Chinese Ambassador to Britain Liu Xiaoming speaks during a forum themed "40 Years on: China and the World" in London, Britain, on Sept. 13, 2018. (Xinhua/Stephen Chung)
LONDON, Sept. 21 (Xinhua) -- Chinese Ambassador to Britain Liu Xiaoming has said that the freedom of navigation in the South China Sea has never been a problem, warning that no one should underestimate China's determination to uphold peace and stability in the region.
Liu made the remarks Wednesday at the annual Commonwealth Diplomats Induction Program. His remarks came weeks after Britain's HMS Albion-class landing platform dock entered China's territorial sea of the Xisha Qundao (the Xisha Islands) without the Chinese government's approval. The Chinese navy identified and verified the British warship in accordance with law and warned and expelled it.
The ambassador said that thanks to the concerted efforts of China and countries of the Association of Southeast Asian Nations (ASEAN), the situation in the South China Sea has been improving.
"Relevant parties have returned to the right track of addressing disputes through negotiation and consultation," he said. "Relations between China and relevant countries have been sound and stable."
Liu stressed that countries in the region have the confidence, capability and wisdom to deal with the South China Sea issue properly and achieve enduring stability, development and prosperity.

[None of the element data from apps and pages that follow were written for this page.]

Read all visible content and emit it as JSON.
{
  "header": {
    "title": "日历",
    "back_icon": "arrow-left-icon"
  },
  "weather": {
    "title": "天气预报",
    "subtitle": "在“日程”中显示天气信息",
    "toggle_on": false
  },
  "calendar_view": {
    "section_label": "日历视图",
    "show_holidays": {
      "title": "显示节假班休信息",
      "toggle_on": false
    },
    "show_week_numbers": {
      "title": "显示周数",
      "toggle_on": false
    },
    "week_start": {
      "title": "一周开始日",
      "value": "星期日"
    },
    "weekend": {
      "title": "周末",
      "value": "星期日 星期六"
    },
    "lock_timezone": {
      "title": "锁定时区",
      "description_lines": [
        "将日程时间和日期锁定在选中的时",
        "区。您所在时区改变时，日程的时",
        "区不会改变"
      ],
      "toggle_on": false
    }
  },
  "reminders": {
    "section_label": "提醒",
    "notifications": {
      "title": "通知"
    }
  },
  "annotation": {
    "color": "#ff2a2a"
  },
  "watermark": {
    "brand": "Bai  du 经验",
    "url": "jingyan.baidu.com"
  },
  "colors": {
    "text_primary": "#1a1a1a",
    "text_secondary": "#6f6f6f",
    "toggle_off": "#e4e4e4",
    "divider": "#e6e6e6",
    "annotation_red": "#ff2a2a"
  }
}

"Yet to everyone's confusion, some big countries outside the region did not seem to appreciate the peace and tranquility in the South China Sea," he said. "They sent warships and aircraft all the way to the South China Sea to create trouble."
The senior diplomat said that under the excuse of so-called "freedom of navigation," these countries ignored the vast sea lane and chose to sail into the adjacent waters of China's islands and reefs to show off their military might.
"This was a serious infringement" of China's sovereignty, he said. "It threatened China's security and put regional peace and stability in jeopardy."
Liu stressed that China has all along respected and upheld the freedom of navigation and over-flight in the South China Sea in accordance with international law, including the United Nations Convention on the Law of the Sea.
"Freedom of navigation is not a license to do whatever one wishes," he said, noting that freedom of navigation is not freedom to invade other countries' territorial waters and infringe upon other countries' sovereignty.
"Such 'freedom' must be stopped," Liu noted. "Otherwise the South China Sea will never be tranquil."
He said that no one should underestimate China's will to safeguard its national sovereignty, security and development interests and no one should underestimate China's determination to uphold peace and stability in the South China Sea.